§ PROMPT: Go through the records and give each one again exactly, omitting the images.

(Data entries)

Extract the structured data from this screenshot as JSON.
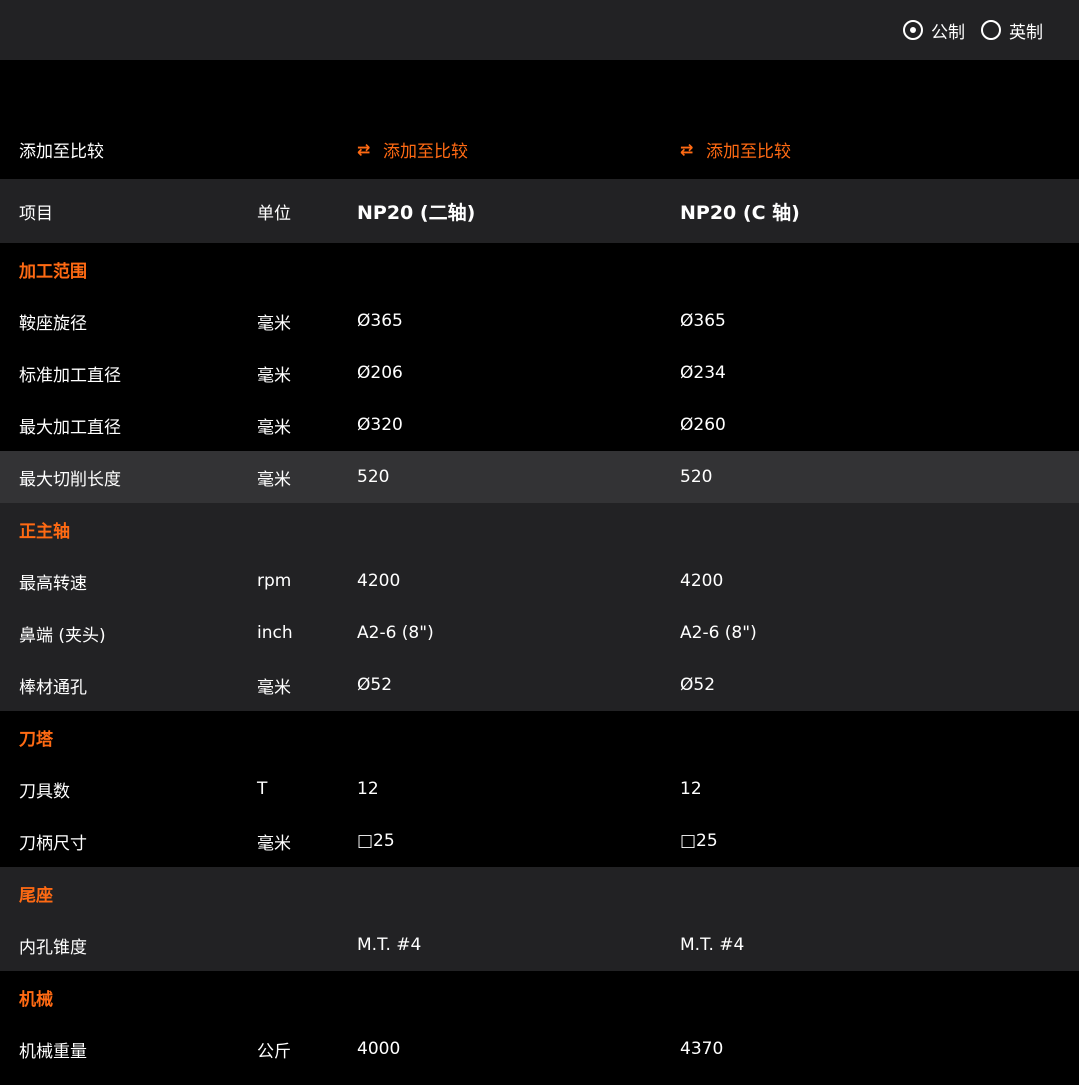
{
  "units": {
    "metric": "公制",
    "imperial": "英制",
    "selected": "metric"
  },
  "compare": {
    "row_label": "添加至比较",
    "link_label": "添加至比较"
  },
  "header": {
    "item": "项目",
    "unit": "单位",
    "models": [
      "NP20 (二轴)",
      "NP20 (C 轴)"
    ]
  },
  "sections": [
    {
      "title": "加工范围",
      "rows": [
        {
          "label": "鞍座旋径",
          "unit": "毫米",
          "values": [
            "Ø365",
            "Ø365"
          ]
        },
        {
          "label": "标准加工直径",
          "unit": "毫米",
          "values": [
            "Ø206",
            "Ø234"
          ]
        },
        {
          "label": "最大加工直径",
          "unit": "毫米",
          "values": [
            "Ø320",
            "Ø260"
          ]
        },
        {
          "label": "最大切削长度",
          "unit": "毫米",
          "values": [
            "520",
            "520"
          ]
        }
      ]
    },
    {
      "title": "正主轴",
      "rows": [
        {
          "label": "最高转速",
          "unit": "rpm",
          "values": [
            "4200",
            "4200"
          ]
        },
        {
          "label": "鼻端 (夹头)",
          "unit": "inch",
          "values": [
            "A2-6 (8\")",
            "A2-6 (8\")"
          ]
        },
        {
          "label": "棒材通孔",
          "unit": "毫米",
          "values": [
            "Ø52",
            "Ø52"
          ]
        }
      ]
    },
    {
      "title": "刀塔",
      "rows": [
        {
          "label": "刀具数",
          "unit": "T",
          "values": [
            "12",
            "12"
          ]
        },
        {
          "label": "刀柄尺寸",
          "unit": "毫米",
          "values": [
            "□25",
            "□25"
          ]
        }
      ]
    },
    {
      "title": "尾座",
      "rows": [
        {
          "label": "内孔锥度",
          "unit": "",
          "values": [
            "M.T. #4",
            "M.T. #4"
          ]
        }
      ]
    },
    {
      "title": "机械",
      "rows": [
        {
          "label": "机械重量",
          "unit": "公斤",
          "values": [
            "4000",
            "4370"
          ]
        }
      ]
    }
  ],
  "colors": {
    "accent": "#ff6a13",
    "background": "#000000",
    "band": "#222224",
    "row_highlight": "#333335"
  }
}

§ RESPONSE BOX:
Extract the structured data from this screenshot as JSON.
{
  "units": {
    "metric": "公制",
    "imperial": "英制",
    "selected": "metric"
  },
  "compare": {
    "row_label": "添加至比较",
    "link_label": "添加至比较"
  },
  "header": {
    "item": "项目",
    "unit": "单位",
    "models": [
      "NP20 (二轴)",
      "NP20 (C 轴)"
    ]
  },
  "sections": [
    {
      "title": "加工范围",
      "rows": [
        {
          "label": "鞍座旋径",
          "unit": "毫米",
          "values": [
            "Ø365",
            "Ø365"
          ]
        },
        {
          "label": "标准加工直径",
          "unit": "毫米",
          "values": [
            "Ø206",
            "Ø234"
          ]
        },
        {
          "label": "最大加工直径",
          "unit": "毫米",
          "values": [
            "Ø320",
            "Ø260"
          ]
        },
        {
          "label": "最大切削长度",
          "unit": "毫米",
          "values": [
            "520",
            "520"
          ]
        }
      ]
    },
    {
      "title": "正主轴",
      "rows": [
        {
          "label": "最高转速",
          "unit": "rpm",
          "values": [
            "4200",
            "4200"
          ]
        },
        {
          "label": "鼻端 (夹头)",
          "unit": "inch",
          "values": [
            "A2-6 (8\")",
            "A2-6 (8\")"
          ]
        },
        {
          "label": "棒材通孔",
          "unit": "毫米",
          "values": [
            "Ø52",
            "Ø52"
          ]
        }
      ]
    },
    {
      "title": "刀塔",
      "rows": [
        {
          "label": "刀具数",
          "unit": "T",
          "values": [
            "12",
            "12"
          ]
        },
        {
          "label": "刀柄尺寸",
          "unit": "毫米",
          "values": [
            "□25",
            "□25"
          ]
        }
      ]
    },
    {
      "title": "尾座",
      "rows": [
        {
          "label": "内孔锥度",
          "unit": "",
          "values": [
            "M.T. #4",
            "M.T. #4"
          ]
        }
      ]
    },
    {
      "title": "机械",
      "rows": [
        {
          "label": "机械重量",
          "unit": "公斤",
          "values": [
            "4000",
            "4370"
          ]
        }
      ]
    }
  ],
  "colors": {
    "accent": "#ff6a13",
    "background": "#000000",
    "band": "#222224",
    "row_highlight": "#333335"
  }
}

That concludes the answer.